Team Burgh offers network, motivation for exercise

By AMY HEGGEN Press-Republican
Press-Republican

---- — PLATTSBURGH — A Team Burgh training session isn’t an average workout at the gym.

Push-ups, pull-ups, a run up Lyon Mountain while carrying sandbags or multiple climbs up Poke-O-Moonshine are just a few of the exercises the team tackles each week.

Team Burgh, founded by Sue Phillips-Leclerc and her husband, John Leclerc, meets for local weekly training sessions and competes in races such as the Tough Mudder and the Spartan Beast. 

The close-knit team offers motivation and a network among participants.

Team member Melanie Faville says that while the team sets goals to work toward, everyone can go at his or her own pace. 

“Every workout is different; we have a recommendation,” she said. “Everyone has different abilities, and we encourage everybody to take part. There’s no pressure to perform.”

Some members come to work out with the team because it’s fun and free, she said. No gym membership is necessary. 

“We’ve had people who have just joined us that said they’ve never felt so motivated to do something like this,” she said. “It’s unbelievable.”

GRASSROOTS TEAM

Exercising together creates a motivational atmosphere that’s inspiring, Faville said.

“There’s something about seeing other people perform that helps you want to perform better,” she said. “It’s just something about training as a group.”

One Team Burgh participant has cystic fibrosis, while another who walks with a cane is a paraplegic. Other members have asthma.

They are always supportive of each other, offering help or support, Faville said.

The training sessions are often family friendly, and members bring their children, who can help out, chat or even join in the fun.

Team Burgh began by word of mouth, when locals who attended similar races decided to get together for workouts. Later, they started a Facebook page, and it grew from there.

The page shares pictures and advice, or even the week’s workout plan for those who can’t make it to the training.

“We like to call ourselves a grassroots team. We built this team; we know all the people,” Faville said.

A LOT OF GEAR

Team Burgh has quadrupled membership in the last year, which means the group has enough to sign up as a team at races, which allows the members a discount.

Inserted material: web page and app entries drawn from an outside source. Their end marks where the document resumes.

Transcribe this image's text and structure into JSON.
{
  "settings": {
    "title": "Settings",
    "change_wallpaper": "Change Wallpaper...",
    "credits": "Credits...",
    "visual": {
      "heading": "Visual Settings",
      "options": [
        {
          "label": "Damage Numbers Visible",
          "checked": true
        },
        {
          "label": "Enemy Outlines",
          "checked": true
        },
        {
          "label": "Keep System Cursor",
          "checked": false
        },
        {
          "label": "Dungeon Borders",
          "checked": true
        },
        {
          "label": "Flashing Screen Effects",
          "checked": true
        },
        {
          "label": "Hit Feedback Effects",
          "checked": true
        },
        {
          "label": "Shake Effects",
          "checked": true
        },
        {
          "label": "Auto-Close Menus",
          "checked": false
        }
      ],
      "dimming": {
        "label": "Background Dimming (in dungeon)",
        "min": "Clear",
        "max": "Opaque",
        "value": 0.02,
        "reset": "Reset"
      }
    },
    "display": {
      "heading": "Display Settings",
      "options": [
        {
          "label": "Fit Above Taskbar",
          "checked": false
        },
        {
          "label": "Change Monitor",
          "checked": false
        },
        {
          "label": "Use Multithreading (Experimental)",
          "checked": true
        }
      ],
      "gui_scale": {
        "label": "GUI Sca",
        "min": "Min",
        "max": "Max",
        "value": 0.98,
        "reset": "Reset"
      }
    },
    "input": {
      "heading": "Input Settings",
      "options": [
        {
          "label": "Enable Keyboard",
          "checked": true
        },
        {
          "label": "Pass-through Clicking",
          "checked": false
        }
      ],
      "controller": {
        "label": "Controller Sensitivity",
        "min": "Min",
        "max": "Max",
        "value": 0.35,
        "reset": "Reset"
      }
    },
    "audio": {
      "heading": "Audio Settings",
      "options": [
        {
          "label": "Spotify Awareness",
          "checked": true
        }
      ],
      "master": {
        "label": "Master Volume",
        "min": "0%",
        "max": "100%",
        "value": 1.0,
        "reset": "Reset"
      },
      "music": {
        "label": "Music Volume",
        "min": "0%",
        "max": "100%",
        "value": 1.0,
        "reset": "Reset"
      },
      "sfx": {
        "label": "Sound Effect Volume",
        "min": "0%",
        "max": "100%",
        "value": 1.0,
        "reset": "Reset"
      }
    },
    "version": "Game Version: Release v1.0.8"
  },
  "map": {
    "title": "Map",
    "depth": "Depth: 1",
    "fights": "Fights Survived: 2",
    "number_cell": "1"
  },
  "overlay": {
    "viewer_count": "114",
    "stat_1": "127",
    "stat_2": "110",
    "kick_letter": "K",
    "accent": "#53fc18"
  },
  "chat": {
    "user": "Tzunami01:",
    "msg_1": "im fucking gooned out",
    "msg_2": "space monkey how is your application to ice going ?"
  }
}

Twenty-eight signed up to compete in the Spartan Beast contest held recently in Killington, Vt. 

Running as a team can also have benefits on the course.

“You can partner up with people on your team who run the same pace as you. Everyone on our team has a different pace,” Faville said.

Having a partner is helpful, especially for a hand up an 8- or 10-foot wall.

“Sometimes, no matter how hard you train, you need a boost,” Faville said.

SPONSORS SOUGHT

The group is looking for sponsors, as entry fees can be upward of $200 per person. Gear for running obstacle-course races can also rack up bills.

“There’s a lot of fitted gear involved in doing a lot of these races,” Faville said.

Runners need trail-specific shoes that can survive mud and a variety of intense obstacles.

The Spartan Beast, for example, has only one water station throughout the race, and it takes the average person about seven hours to complete the race. So a hydration pack is necessary and possibly a headlamp. 

“Everybody has their own goals,” Faville said. “Some people have a time goal, and some people just want to finish.”

For more information, call Phillips-Leclerc at 593-3525 or search for Spartan Team Burgh on Facebook.